_REQUIRED WORK:_
From the listing below, pull each line that includes "username".

_PROVIDED ENTRIES:_
______________________________

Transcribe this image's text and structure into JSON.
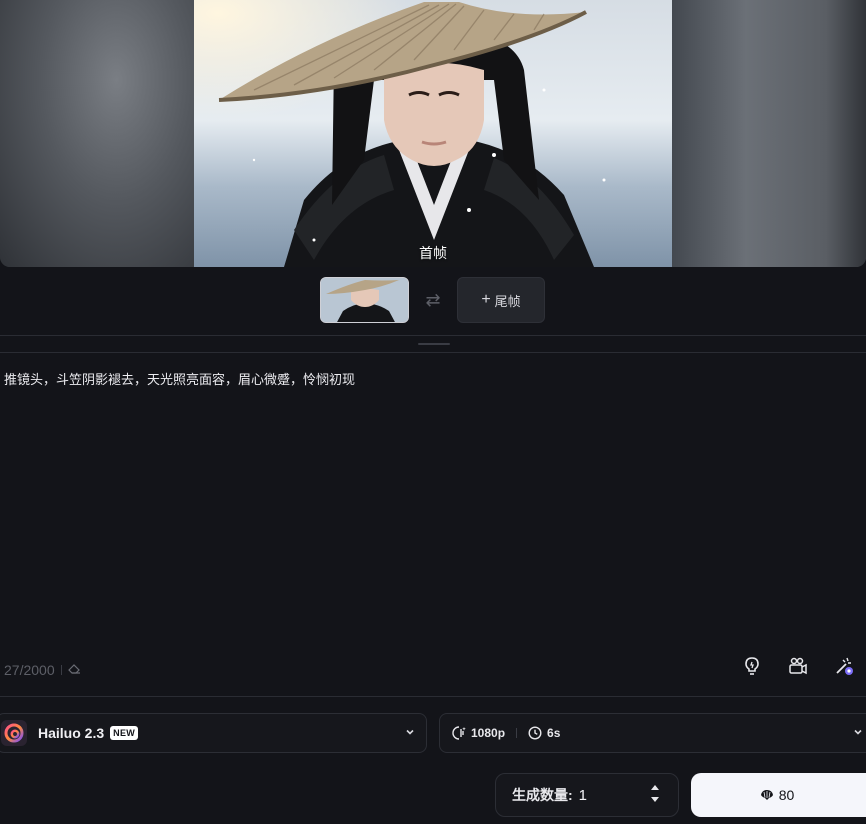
{
  "preview": {
    "frame_label": "首帧"
  },
  "frames": {
    "start_alt": "首帧缩略图",
    "end_label": "尾帧",
    "swap_icon": "swap-icon"
  },
  "prompt": {
    "text": "推镜头，斗笠阴影褪去，天光照亮面容，眉心微蹙，怜悯初现",
    "counter": "27/2000"
  },
  "tools": [
    "lightbulb-icon",
    "camera-movement-icon",
    "magic-wand-icon"
  ],
  "model": {
    "name": "Hailuo 2.3",
    "badge": "NEW"
  },
  "settings": {
    "resolution": "1080p",
    "duration": "6s"
  },
  "generation": {
    "count_label": "生成数量:",
    "count_value": "1",
    "cost": "80"
  },
  "colors": {
    "background": "#131419",
    "generate_button": "#f5f6fb"
  }
}
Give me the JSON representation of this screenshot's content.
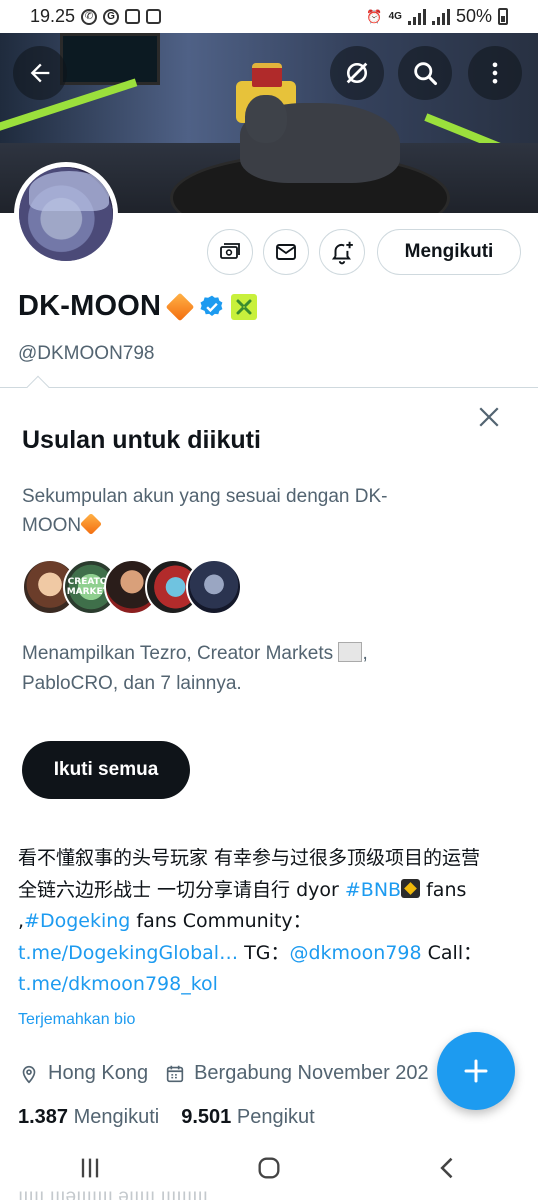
{
  "status_bar": {
    "time": "19.25",
    "battery": "50%",
    "network": "4G"
  },
  "header": {
    "back_icon": "arrow-left-icon",
    "actions": [
      "grok-icon",
      "search-icon",
      "more-vertical-icon"
    ]
  },
  "profile": {
    "display_name": "DK-MOON",
    "handle": "@DKMOON798",
    "follow_state_label": "Mengikuti",
    "verified": true,
    "action_icons": [
      "subscribe-icon",
      "message-icon",
      "notification-bell-icon"
    ]
  },
  "suggestions": {
    "title": "Usulan untuk diikuti",
    "description": "Sekumpulan akun yang sesuai dengan DK-MOON",
    "names_text": "Menampilkan Tezro, Creator Markets",
    "names_text_2": ", PabloCRO, dan 7 lainnya.",
    "follow_all_label": "Ikuti semua",
    "avatar_count": 5,
    "creator_avatar_text": "CREATOR MARKETS"
  },
  "bio": {
    "line1": "看不懂叙事的头号玩家 有幸参与过很多顶级项目的运营 全链六边形战士  一切分享请自行 dyor ",
    "hashtag_bnb": "#BNB",
    "fans1": " fans ,",
    "hashtag_dogeking": "#Dogeking",
    "fans2": " fans Community：",
    "link1": "t.me/DogekingGlobal…",
    "tg_label": " TG：",
    "tg_handle": "@dkmoon798",
    "call_label": " Call：",
    "link2": "t.me/dkmoon798_kol",
    "translate_label": "Terjemahkan bio"
  },
  "meta": {
    "location": "Hong Kong",
    "joined": "Bergabung November 202"
  },
  "stats": {
    "following_count": "1.387",
    "following_label": "Mengikuti",
    "followers_count": "9.501",
    "followers_label": "Pengikut"
  },
  "nav_ghost_text": "ııııı ıııəııııııı  əııııı ııııııııı",
  "colors": {
    "accent": "#1d9bf0",
    "text_primary": "#0f1419",
    "text_secondary": "#536471",
    "border": "#cfd9de"
  }
}
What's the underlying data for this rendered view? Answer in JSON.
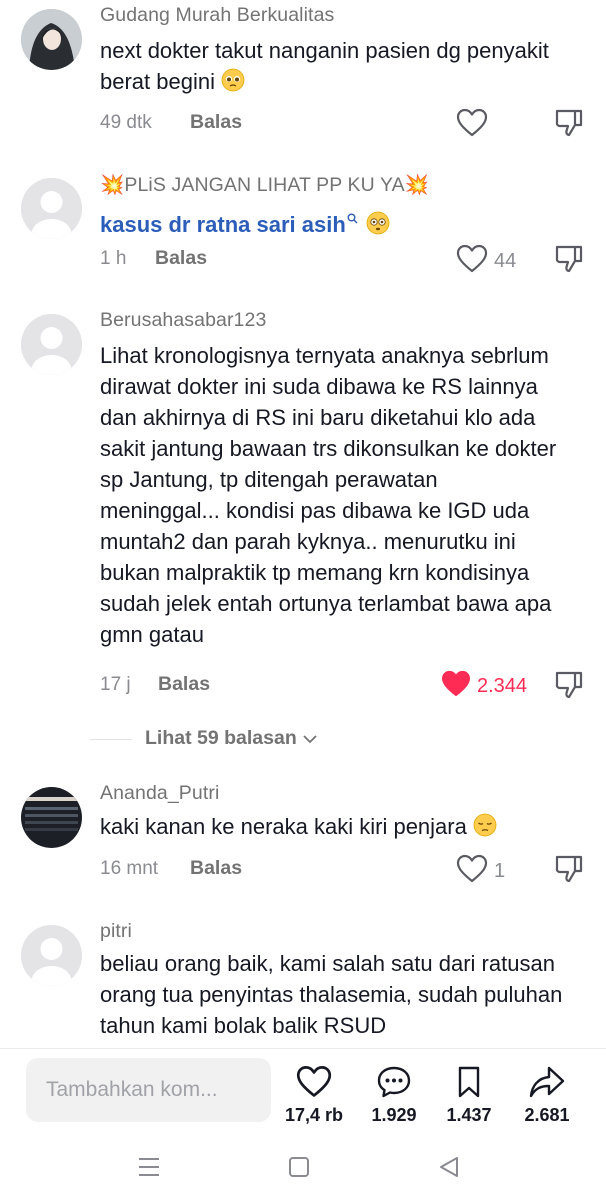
{
  "comments": [
    {
      "username": "Gudang Murah Berkualitas",
      "text": "next dokter takut nanganin pasien dg penyakit berat begini",
      "time": "49 dtk",
      "reply": "Balas",
      "likes": "",
      "liked": false
    },
    {
      "username": "💥PLiS JANGAN LIHAT PP KU YA💥",
      "text": "kasus dr ratna sari asih",
      "time": "1 h",
      "reply": "Balas",
      "likes": "44",
      "liked": false
    },
    {
      "username": "Berusahasabar123",
      "text": "Lihat kronologisnya ternyata anaknya sebrlum dirawat dokter ini suda dibawa ke RS lainnya dan akhirnya di RS ini baru diketahui klo ada sakit jantung bawaan trs dikonsulkan ke dokter sp Jantung, tp ditengah perawatan meninggal... kondisi pas dibawa ke IGD uda muntah2 dan parah kyknya.. menurutku ini bukan malpraktik tp memang krn kondisinya sudah jelek entah ortunya terlambat bawa apa gmn gatau",
      "time": "17 j",
      "reply": "Balas",
      "likes": "2.344",
      "liked": true
    },
    {
      "username": "Ananda_Putri",
      "text": "kaki kanan ke neraka kaki kiri penjara",
      "time": "16 mnt",
      "reply": "Balas",
      "likes": "1",
      "liked": false
    },
    {
      "username": "pitri",
      "text": "beliau orang baik, kami salah satu dari ratusan orang tua penyintas thalasemia, sudah puluhan tahun kami bolak balik RSUD"
    }
  ],
  "view_replies": "Lihat 59 balasan",
  "input": {
    "placeholder": "Tambahkan kom..."
  },
  "actions": [
    {
      "icon": "heart-icon",
      "count": "17,4 rb"
    },
    {
      "icon": "message-icon",
      "count": "1.929"
    },
    {
      "icon": "bookmark-icon",
      "count": "1.437"
    },
    {
      "icon": "share-icon",
      "count": "2.681"
    }
  ],
  "colors": {
    "link": "#2b5db9",
    "liked": "#fe2c55",
    "muted": "#8a8b91"
  }
}
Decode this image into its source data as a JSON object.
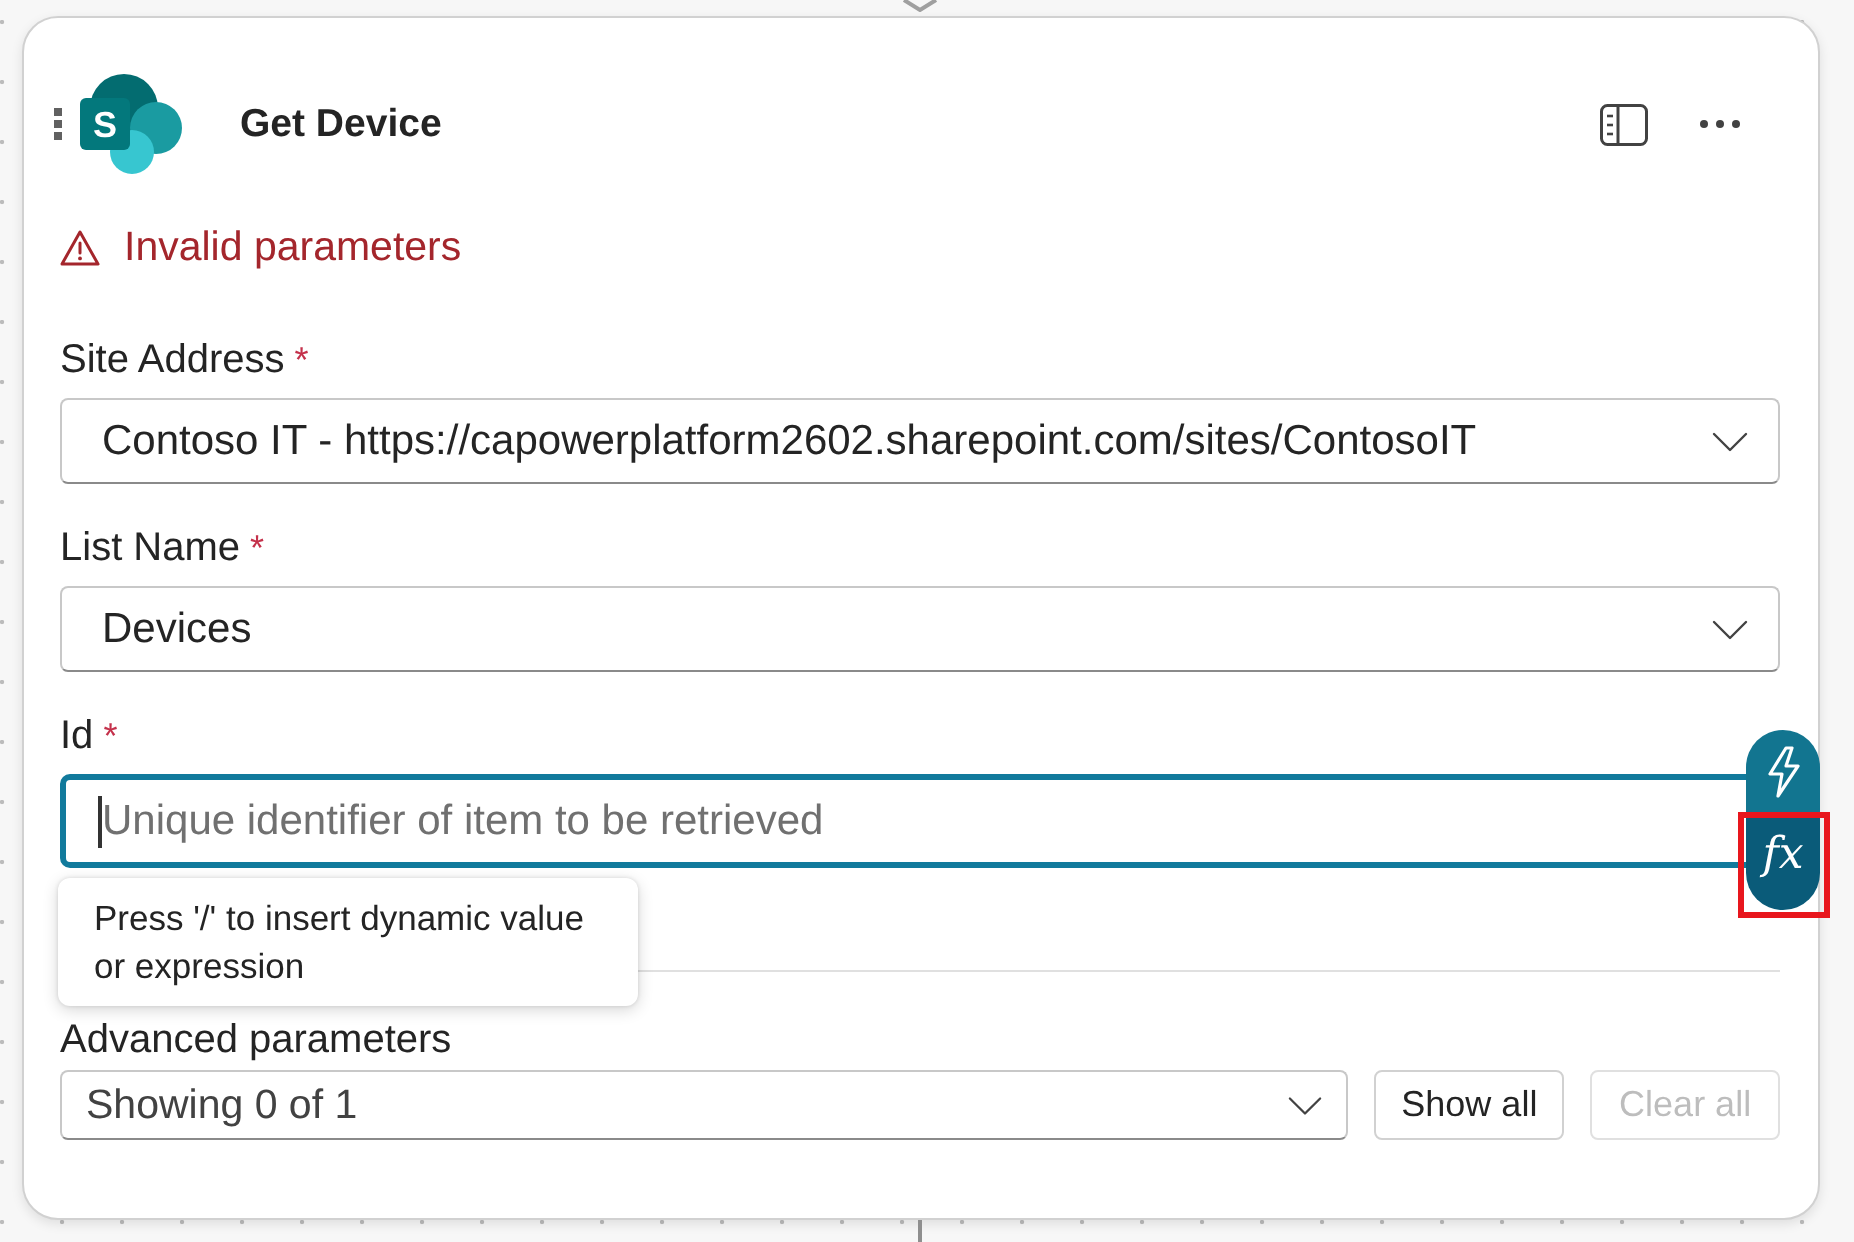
{
  "card": {
    "logo_text": "S",
    "title": "Get Device",
    "error": "Invalid parameters"
  },
  "fields": [
    {
      "kind": "dropdown",
      "label": "Site Address",
      "required_mark": "*",
      "value": "Contoso IT - https://capowerplatform2602.sharepoint.com/sites/ContosoIT"
    },
    {
      "kind": "dropdown",
      "label": "List Name",
      "required_mark": "*",
      "value": "Devices"
    },
    {
      "kind": "text",
      "label": "Id",
      "required_mark": "*",
      "placeholder": "Unique identifier of item to be retrieved",
      "focused": true,
      "side_buttons": [
        {
          "kind": "dynamic",
          "selected": false,
          "highlighted": false
        },
        {
          "kind": "expression",
          "label": "fx",
          "selected": true,
          "highlighted": true
        }
      ],
      "tooltip": "Press '/' to insert dynamic value or expression"
    }
  ],
  "advanced": {
    "label": "Advanced parameters",
    "value": "Showing 0 of 1",
    "buttons": [
      {
        "label": "Show all",
        "disabled": false
      },
      {
        "label": "Clear all",
        "disabled": true
      }
    ]
  }
}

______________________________

_EXPECTED ANSWER:_
      "username": "Gudang Murah Berkualitas",
      "username": "💥PLiS JANGAN LIHAT PP KU YA💥",
      "username": "Berusahasabar123",
      "username": "Ananda_Putri",
      "username": "pitri",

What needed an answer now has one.